But it’s not just in museums where you can appreciate art in Albi. The iconic 13th-century Cathédrale Ste-Cécile, built by the Catholic Church to demonstrate its supremacy after the Cathar Wars, houses a plethora of 15th-century frescoes and intricately painted chapels that would rival any museum collection. Go see them at Sunday Mass, where music from the largest pipe organ in France will take the cultural experience to a new level.
All that art, you’ll find, will make you hungry, providing a perfect excuse to make the most of Tarn’s tempting local food on offer. On Place Fernand Pelloutier, the open-air farmers’ market takes place every Tuesday and Saturday morning with stalls selling organic fruit and vegetables, cheese, homemade jams and other farmfresh food, while the adjacent covered market buzzes with stallholders selling everything from fish and meat to pastries and wine. Once you’ve finished stocking up on supplies for the weekend, be sure to join the locals for a glass of Gaillac wine at a market eatery; the best place in town for a catch-up.
For those who want to get involved with Albi’s artistic life, the city’s cultural calendar offers plenty of opportunities, such as the summertime music festival, Pause Guitare and Arte Tango in October; just some of the dates providing a rousing programme of entertainment throughout the year.
But for a quieter culture quarter, slip back onto the residential area in the city centre; a little labyrinth of lanes where Romanesque and Gothic buildings and half-timbered houses sit enchantingly along lantern-lit pebbled streets.
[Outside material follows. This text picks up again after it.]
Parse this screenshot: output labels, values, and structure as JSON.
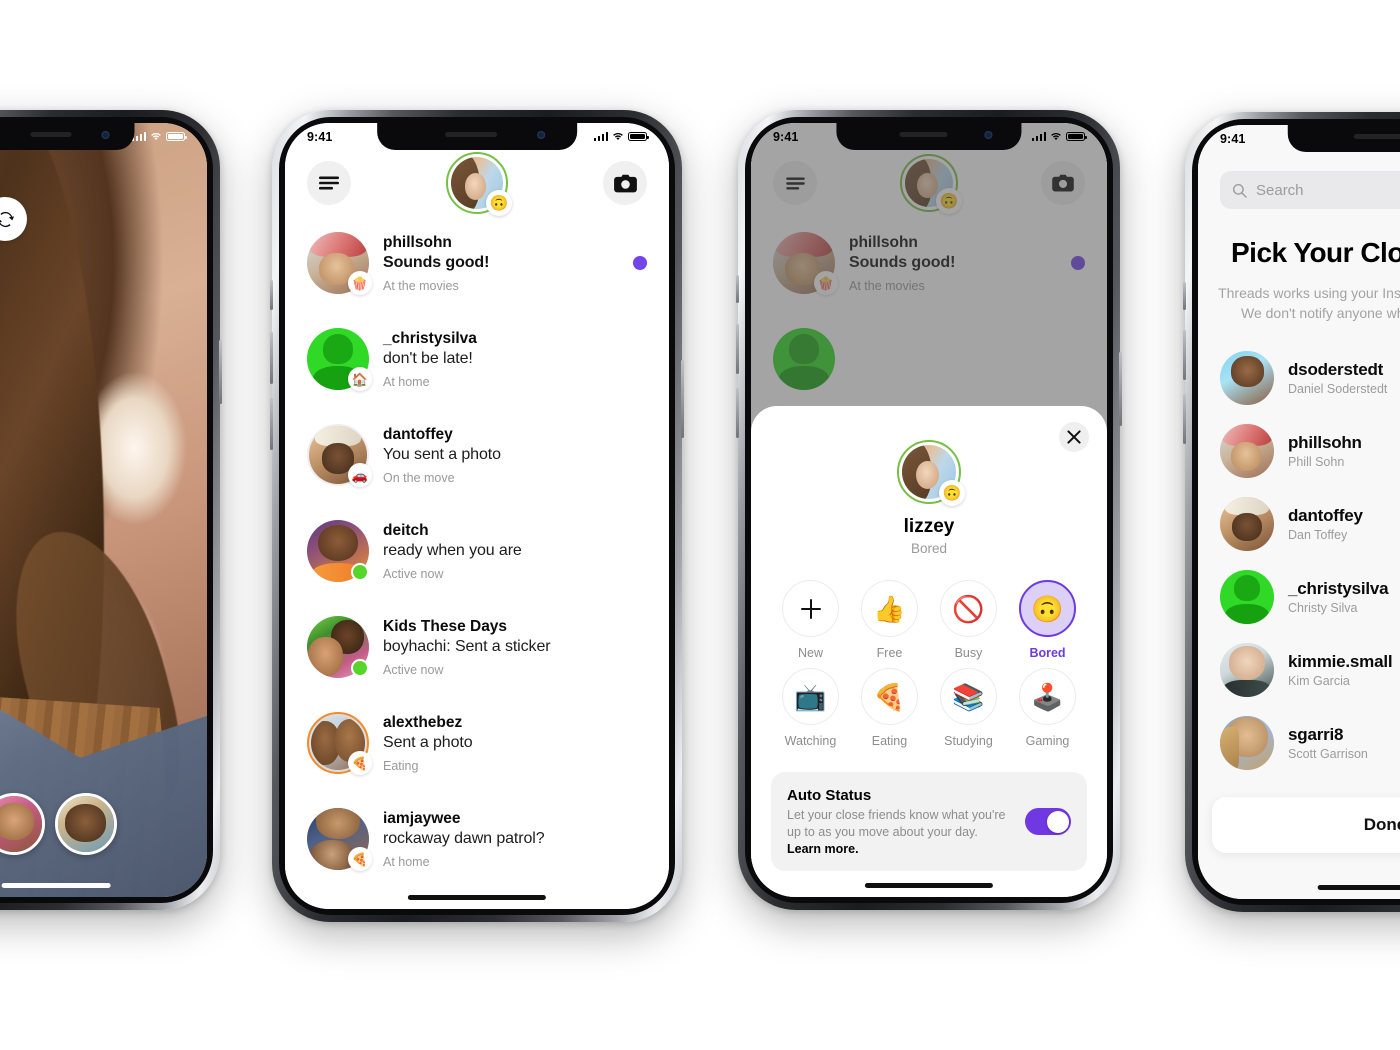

Most magical of all are the 10th-century homes, constructed with bricks made with clay from the River Tarn, where you can make out medieval thumbprints that have been preserved in the baked clay.
Clockwise from top: Bécherel in Ille-et-Vilaine; winding streets in Grasse’s Old Town; Bécherel boasts many traditionally Breton shops; one of Bécherel’s 15 bookshops; the rural surroundings of Bécherel can be explored on foot, bike or horseback on more than 106 miles of paths
Clockwise from top: The hilltop town of Grasse sits north of Nice; Albi’s Cathédrale Ste-Cécile looms large over the city; botanical bliss in Albi’s city centre; the River Tarn flows through the capital of the Tarn department